There is No Value in Ego
Winning organizations are built on successful employees and their ability to work as a team. For any company to hit its 2014 goals requires everyone to work together as a cohesive unit and move in the same direction. Just one person out of step can throw the entire team out of whack, bring morale down, productivity to a halt and cost a company millions. What can stop a team from achieving and throw it into chaos so quickly? In a word- egos.
At OneSource Virtual, egos are not something I take lightly. In fact, egos kill teams. Take the 1980 Olympic hockey team as an example. Herb Brooks built a team that would work together toward a common goal- beating the Russians who had gone undefeated since the 1964 games.
Coach Brooks turned away some of the best individual players for players he felt would work better within the team. Why? He didn’t want one player’s ego to kill the team spirit. He made it clear there was no room for ego, only dedication and teamwork. It didn’t matter who scored the goals. It mattered that the team was successful. And they took the gold medal against all odds.
Create a Strong Team Culture
Building your company team is no different when it comes to ego. This absolutely must come from leadership down.
Ego Says I’m Bigger Than the Team
- Employees have to know it’s okay to make mistakes, AND it’s okay to admit it. Working through a problem toward a common goal to find the right answer builds great teams and creates success. Let your employees know it doesn’t matter who is right or wrong, it matters that you find the right path together.
- Get the buy-in. It doesn’t matter if you have the best idea when you’re team is not 100% invested in it. Without that buy in, you will have players going rogue. If you go with the option your team is behind, they will work together. No hurdle will be too high, and no barrier to great to conquer.
- Know the difference between winning and being right. You are trained your whole life to be uncomfortable with losing, and that successful people push through obstacles to win. But there is a difference between pushing through to win, and continuing to push because you have to be right. Check your ego at the door.
- Remember, success is often measured in small numbers. Mike Eruzione, the Captain of the 1980 U.S. Olympic Hockey team, said, “Had my winning shot been one inch further over, no one would know who I am.” Very small differences can often have significant impacts on opportunity and future momentum. Most believe that the difference between success and failure is a large gap, however often the difference is only 5% to 10% in several key areas. Don’t look back and find yourself saying, “Had we been 5% more effective in just 1-2 areas, we could have changed the game.” Take ego out of the equation today and give your team the winning edge.
- Transparency is key. If you have a team member who is bringing their ego to the table and creating the wrong atmosphere, deal with it directly and quickly.

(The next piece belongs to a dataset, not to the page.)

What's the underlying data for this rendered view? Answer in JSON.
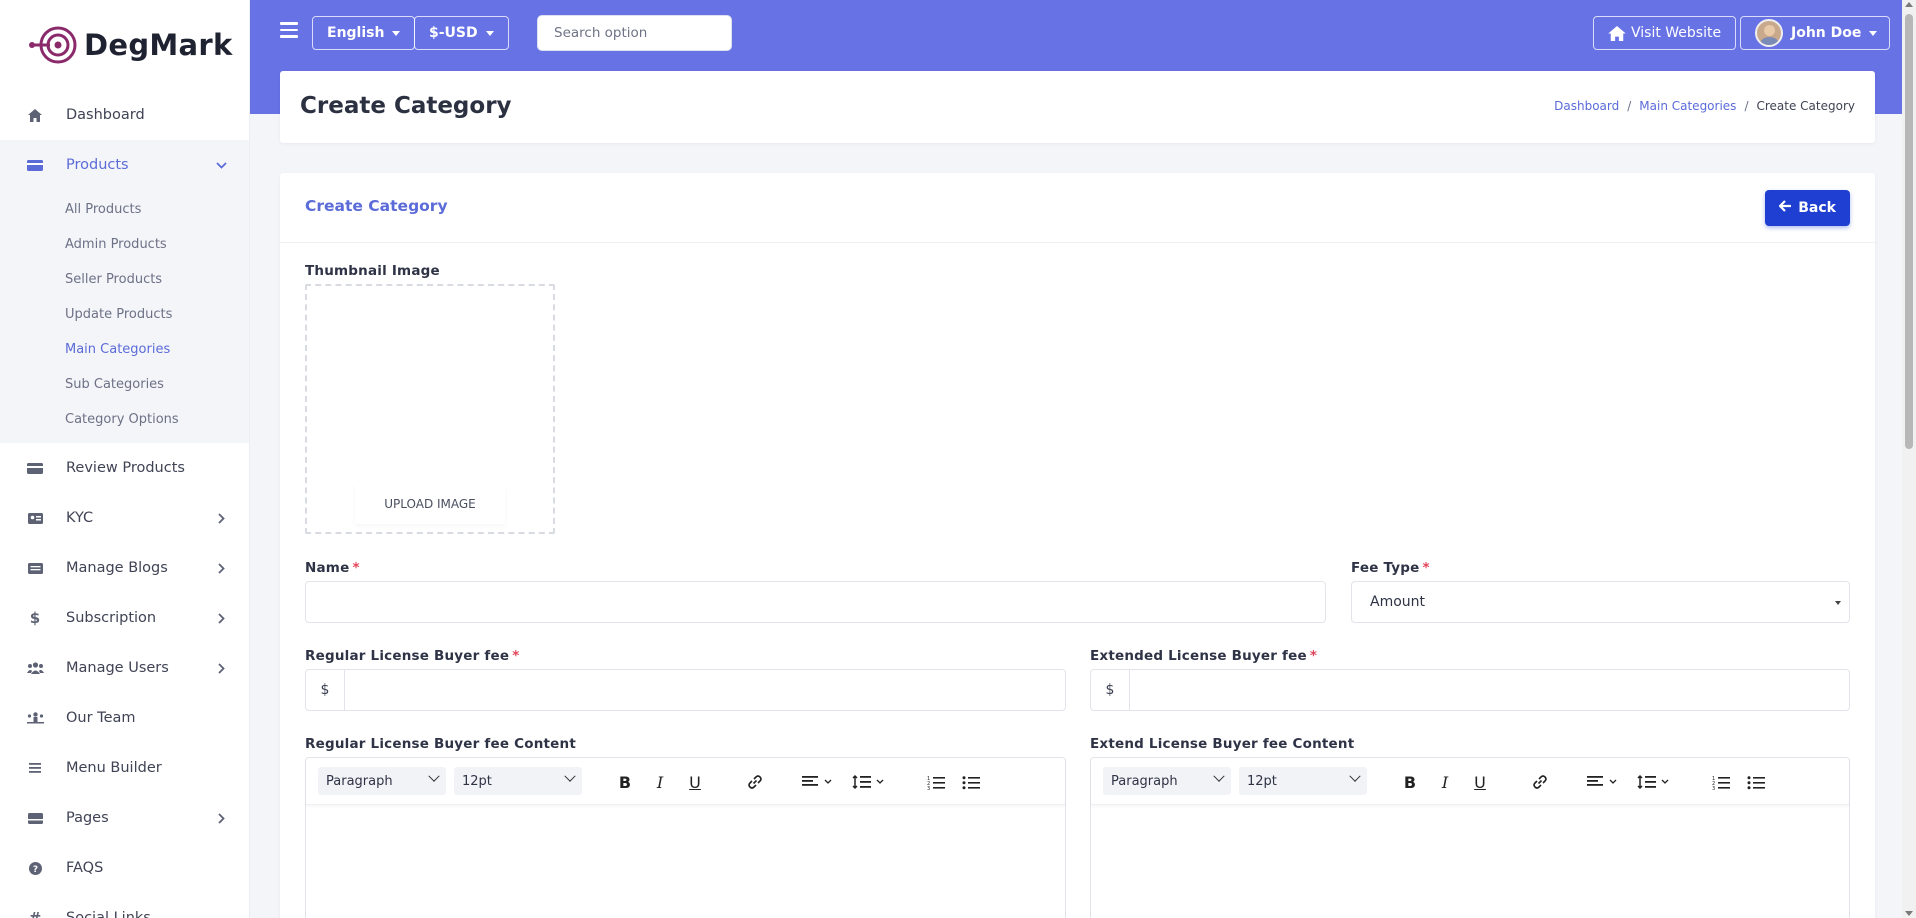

Transparent conversations are important in letting employees know that unity must be brought back to the team.
By making sure egos have no place in your organization, you ensure your entire company will come together as one cohesive unit. How do you face egos on your team? What would you add to this topic? Let me know your thoughts in the comments section below.